Amazon’s $40 Streaming Stick Is A Solid Bargain, But It’s No Roku

Amazon Fire Stick

The Amazon Fire Stick is officially available on Amazon for a dirt-cheap $US40.

As a diehard fan of my Roku ($US159), I was unsure of what to expect from the Amazon Fire Stick. I have also tried Chromecast and Apple TV in the past, but I have always been pretty partial to the Roku experience: the ability to stream Netflix, Hulu, HBO, Showtime, and yes, Amazon, from my television.

Plus, there’s the bonus of not needing to purchase anything from my cable provider. The Roku, while an investment, has kept me a pretty happy camper for the last two years.

So when I opened the Fire Stick, I wasn’t too hopeful that I would find something that was worth swapping my Roku for. But what I did find was a seemingly well-crafted streaming stick for those who do most of their video watching on Amazon Prime.

The Fire TV Stick is the baby version of the Fire TV, which is more like the Roku; a full-fledged streaming device. The stick is more like Google’s $US35 Chromecast; it plugs into your TV’s HDMI port and it’s powered by microUSB. The Amazon Fire TV stick also boasts 4x the storage and 2x the memory of Chromecast, plus a dual-core processor and 1 GB of memory.

The device is very travel-friendly, and is perfect if you’re travelling out of town with kids and want a sure”fire” way to entertain young ones with their favourite movies and television shows, regardless of the cable setup wherever it is you’re going.

Although I definitely liked the Fire Stick, I didn’t find anything that that widely separates it from its streaming competitors that have already been on the market for a while now, besides the cheaper price tag, which is a pretty good reason.

The Good

Amazon content streams incredibly fast. Supported third-party apps include Netflix, YouTube, Hulu Plus, and you can even stream music through Spotify and Pandora. You can also play games. I didn’t feel like there were many things I couldn’t get on Amazon that I could from my Roku. It’s also very easy to set up, especially if you’re gifting a Fire Stick to the not-so-technologically inclined.

The Bad

The Fire Stick is a little laggy. I found myself clicking the same button several times before the software would react, but for only forty bucks, that didn’t feel like a game-changer.

The voice-activated search feature was also supposed to be crazy good next to Roku’s (scrolling a keyboard for individual keys to spell out the name of a movie or tv show can get tedious) but iPhone users are left out in the cold: Voice-activated search is only available on Android for now. I couldn’t even try it out. You can use buy Amazon’s voice remote for voice-activated search, but it costs an extra $US30, almost doubling the price of the streaming stick.

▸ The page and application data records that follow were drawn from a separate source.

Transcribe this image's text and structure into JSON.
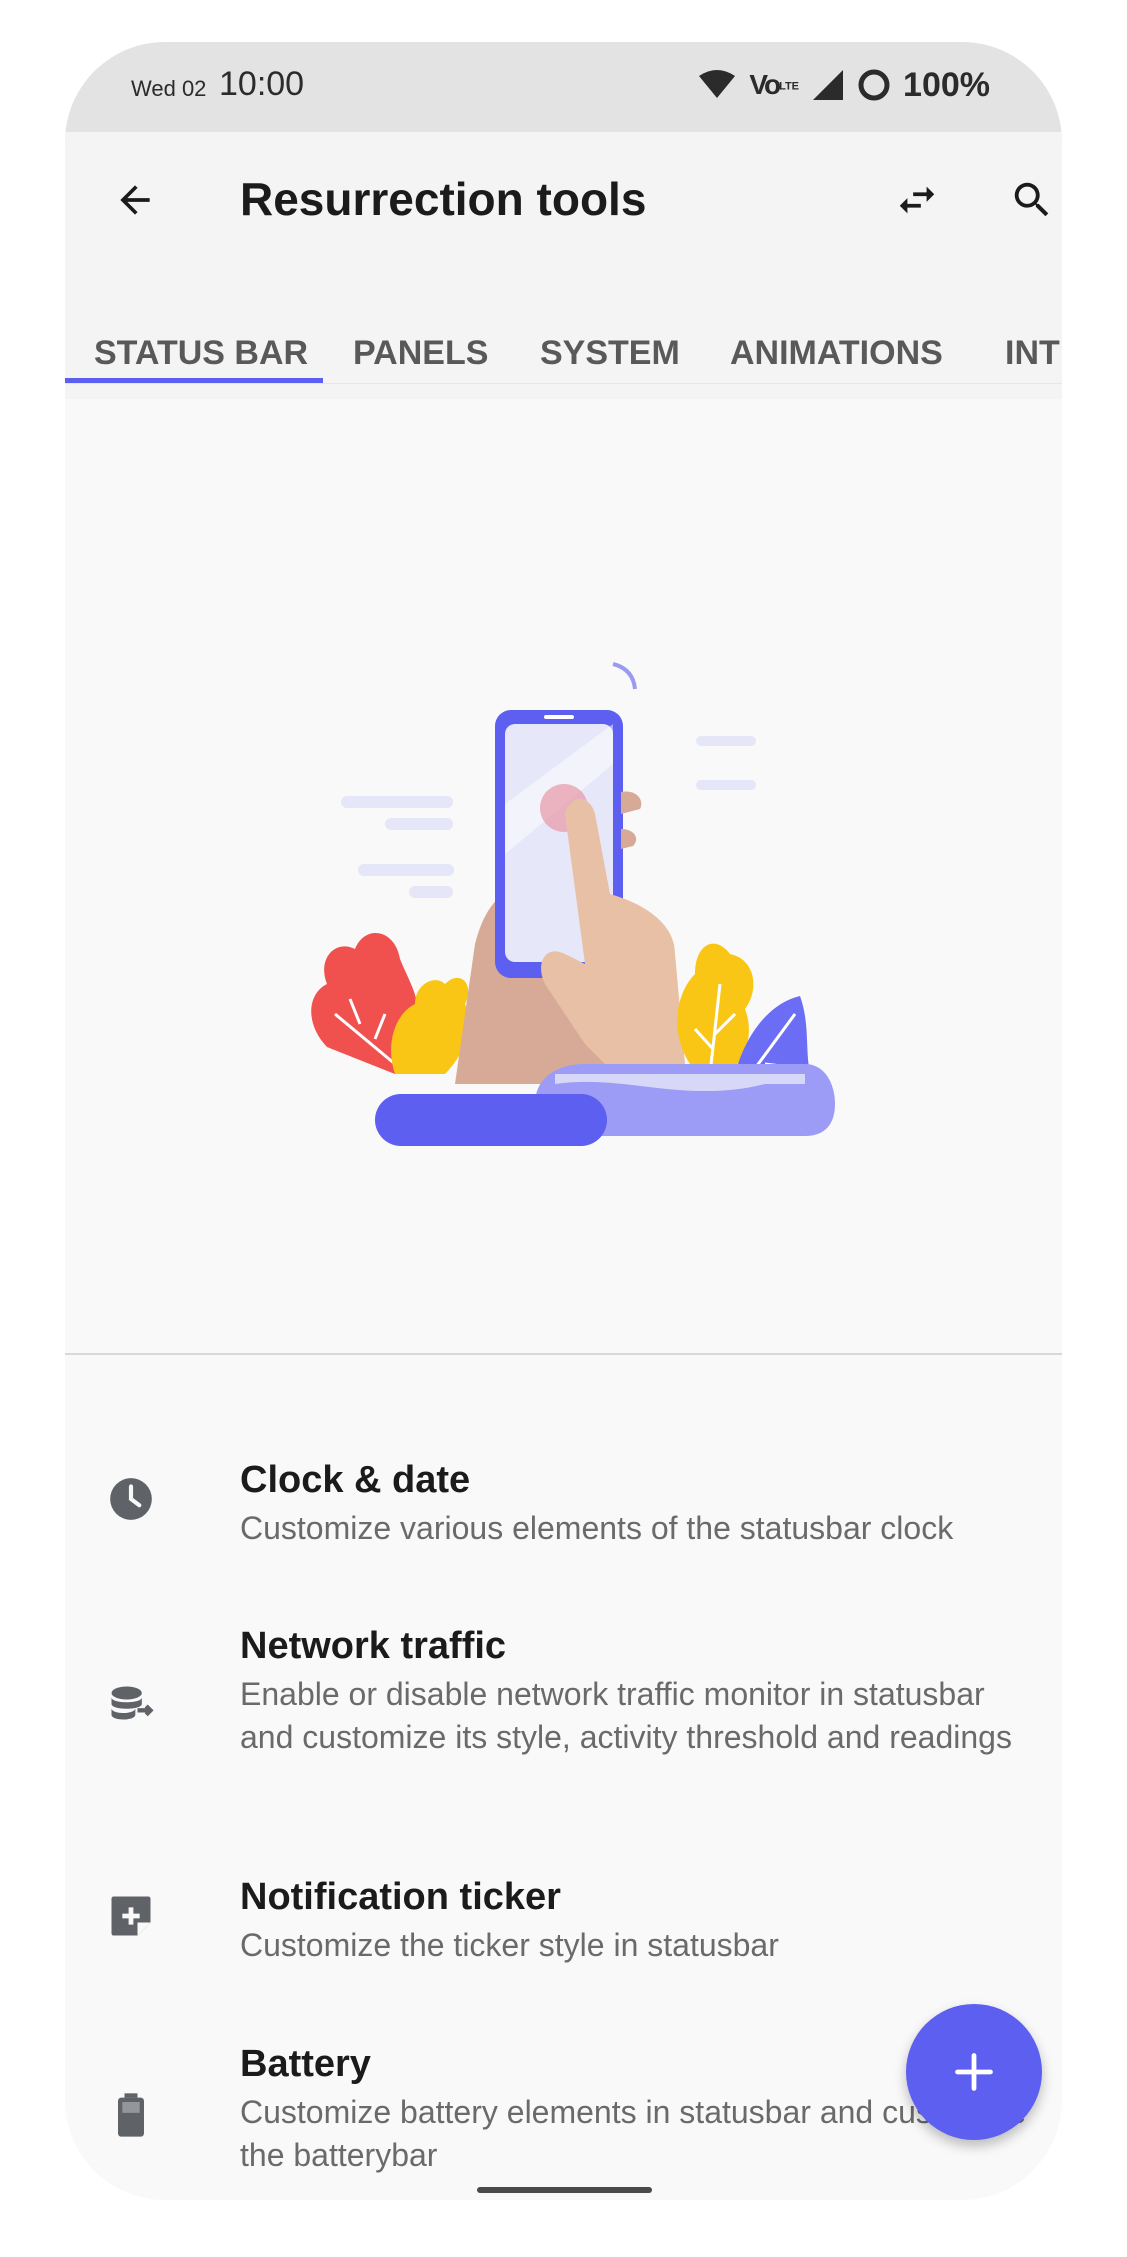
{
  "status_bar": {
    "date": "Wed 02",
    "time": "10:00",
    "volte": "Vo",
    "volte_sub": "LTE",
    "battery_percent": "100%"
  },
  "app_bar": {
    "title": "Resurrection tools",
    "back_icon": "arrow-back-icon",
    "swap_icon": "swap-arrows-icon",
    "search_icon": "search-icon"
  },
  "tabs": [
    {
      "label": "STATUS BAR",
      "selected": true
    },
    {
      "label": "PANELS",
      "selected": false
    },
    {
      "label": "SYSTEM",
      "selected": false
    },
    {
      "label": "ANIMATIONS",
      "selected": false
    },
    {
      "label": "INTE",
      "selected": false
    }
  ],
  "preferences": [
    {
      "icon": "clock-icon",
      "title": "Clock & date",
      "summary": "Customize various elements of the statusbar clock"
    },
    {
      "icon": "network-traffic-icon",
      "title": "Network traffic",
      "summary": "Enable or disable network traffic monitor in statusbar and customize its style, activity threshold and readings"
    },
    {
      "icon": "notification-ticker-icon",
      "title": "Notification ticker",
      "summary": "Customize the ticker style in statusbar"
    },
    {
      "icon": "battery-icon",
      "title": "Battery",
      "summary": "Customize battery elements in statusbar and customize the batterybar"
    }
  ],
  "fab": {
    "icon": "add-icon"
  },
  "colors": {
    "accent": "#5c5ff0",
    "status_bar_bg": "#e3e3e3",
    "app_bar_bg": "#f4f4f4",
    "background": "#f9f9f9"
  }
}
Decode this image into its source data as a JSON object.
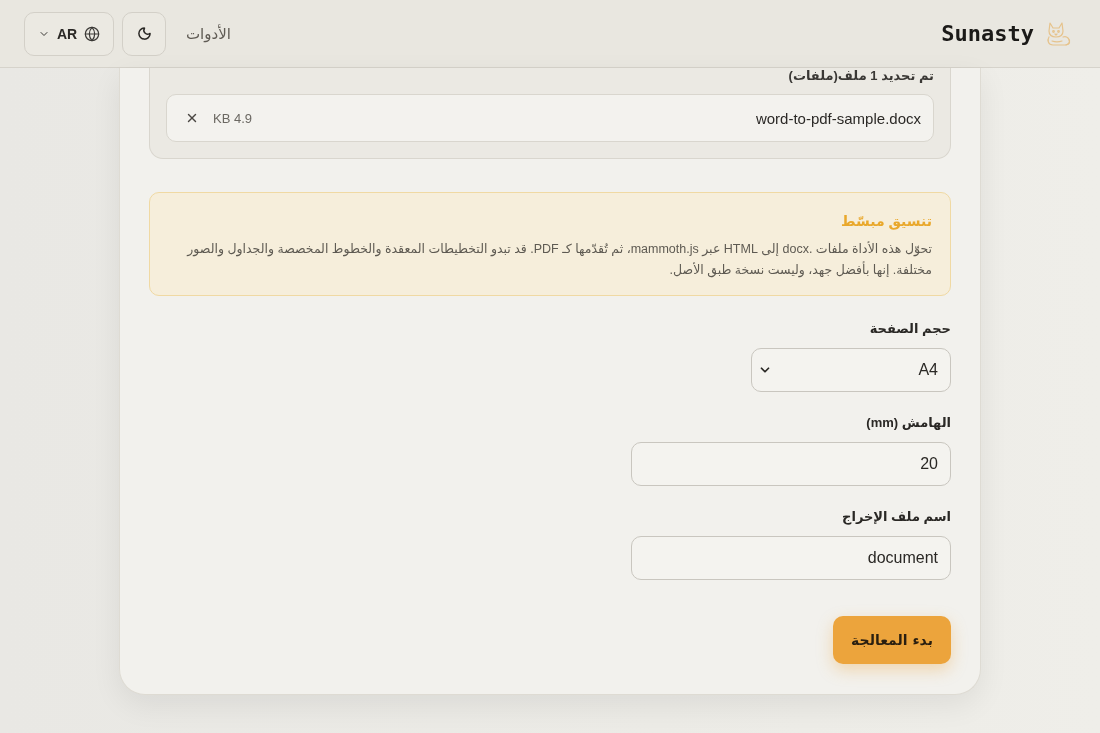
{
  "header": {
    "brand": "Sunasty",
    "nav_link": "الأدوات",
    "language": "AR"
  },
  "upload": {
    "summary": "تم تحديد 1 ملف(ملفات)",
    "files": [
      {
        "name": "word-to-pdf-sample.docx",
        "size": "KB 4.9"
      }
    ]
  },
  "notice": {
    "title": "تنسيق مبسّط",
    "text": "تحوّل هذه الأداة ملفات .docx إلى HTML عبر mammoth.js، ثم تُقدّمها كـ PDF. قد تبدو التخطيطات المعقدة والخطوط المخصصة والجداول والصور مختلفة. إنها بأفضل جهد، وليست نسخة طبق الأصل."
  },
  "form": {
    "fields": [
      {
        "kind": "select",
        "label": "حجم الصفحة",
        "value": "A4"
      },
      {
        "kind": "input",
        "label": "الهامش (mm)",
        "value": "20"
      },
      {
        "kind": "input",
        "label": "اسم ملف الإخراج",
        "value": "document"
      }
    ]
  },
  "submit_button": "بدء المعالجة"
}
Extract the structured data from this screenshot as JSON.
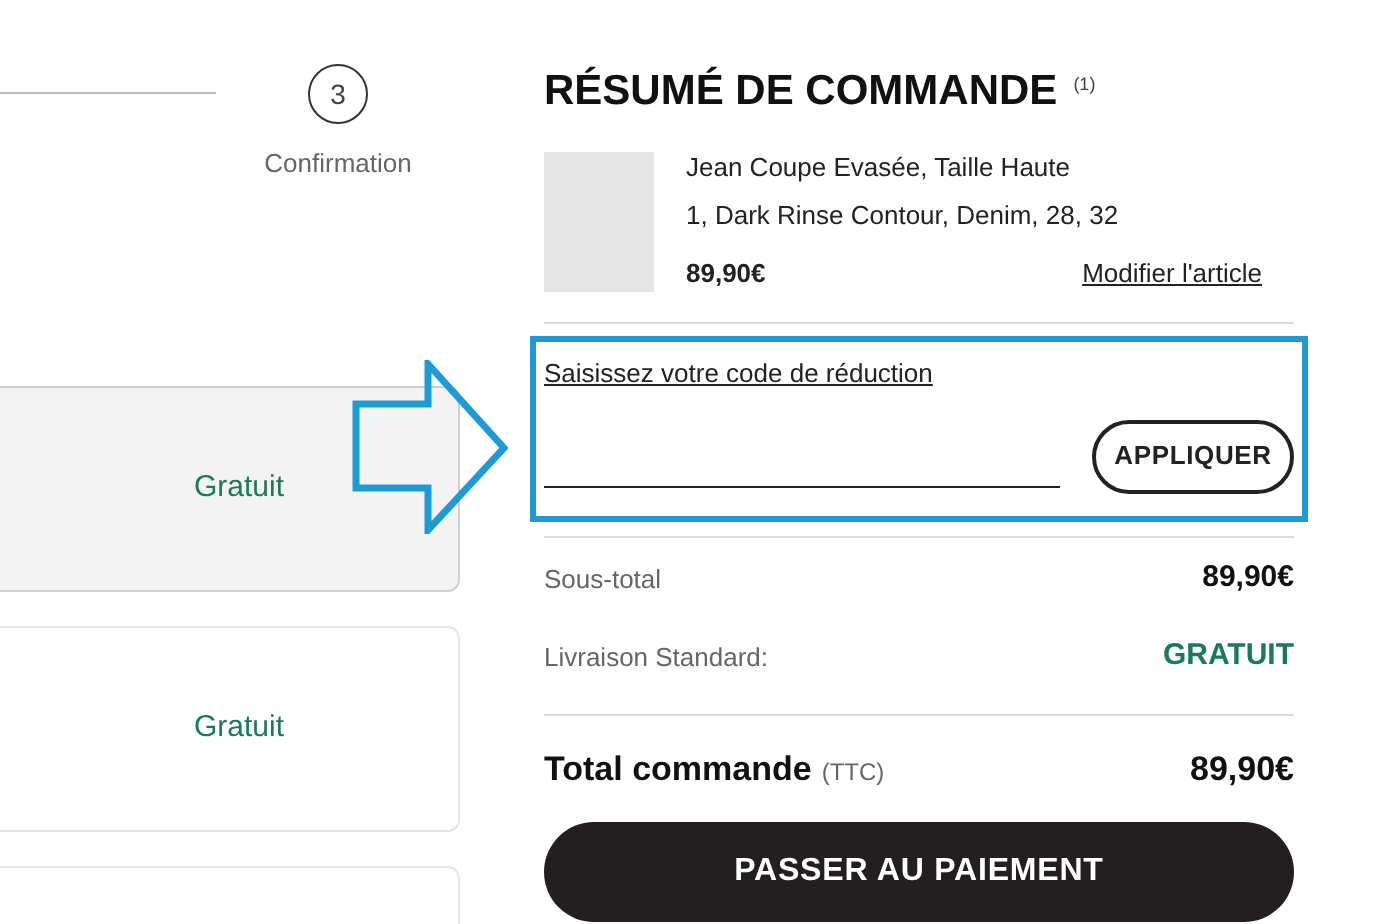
{
  "checkout_steps": {
    "step": {
      "number": "3",
      "label": "Confirmation"
    }
  },
  "shipping_options": [
    {
      "price": "Gratuit",
      "selected": true
    },
    {
      "price": "Gratuit",
      "selected": false
    },
    {
      "selected": false
    }
  ],
  "order_summary": {
    "title": "RÉSUMÉ DE COMMANDE",
    "count": "(1)",
    "items": [
      {
        "name": "Jean Coupe Evasée, Taille Haute",
        "details": "1, Dark Rinse Contour, Denim, 28, 32",
        "price": "89,90€",
        "edit_link": "Modifier l'article"
      }
    ],
    "discount": {
      "label": "Saisissez votre code de réduction",
      "apply_button": "APPLIQUER"
    },
    "lines": [
      {
        "label": "Sous-total",
        "value": "89,90€",
        "kind": "normal"
      },
      {
        "label": "Livraison Standard:",
        "value": "GRATUIT",
        "kind": "free"
      }
    ],
    "total": {
      "label": "Total commande",
      "note": "(TTC)",
      "value": "89,90€"
    },
    "checkout_button": "PASSER AU PAIEMENT"
  }
}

There’s also no HBOGo, though Amazon has promised to deliver by the end of 2014.

I’m not rushing out to buy the streaming device anytime soon, but if my Roku broke tomorrow, I might consider going with the $US40 Fire Stick in an attempt to save money for a similar viewing experience.

Disclosure: Jeff Bezos is an investor in Business Insider through his personal investment company Bezos Expeditions.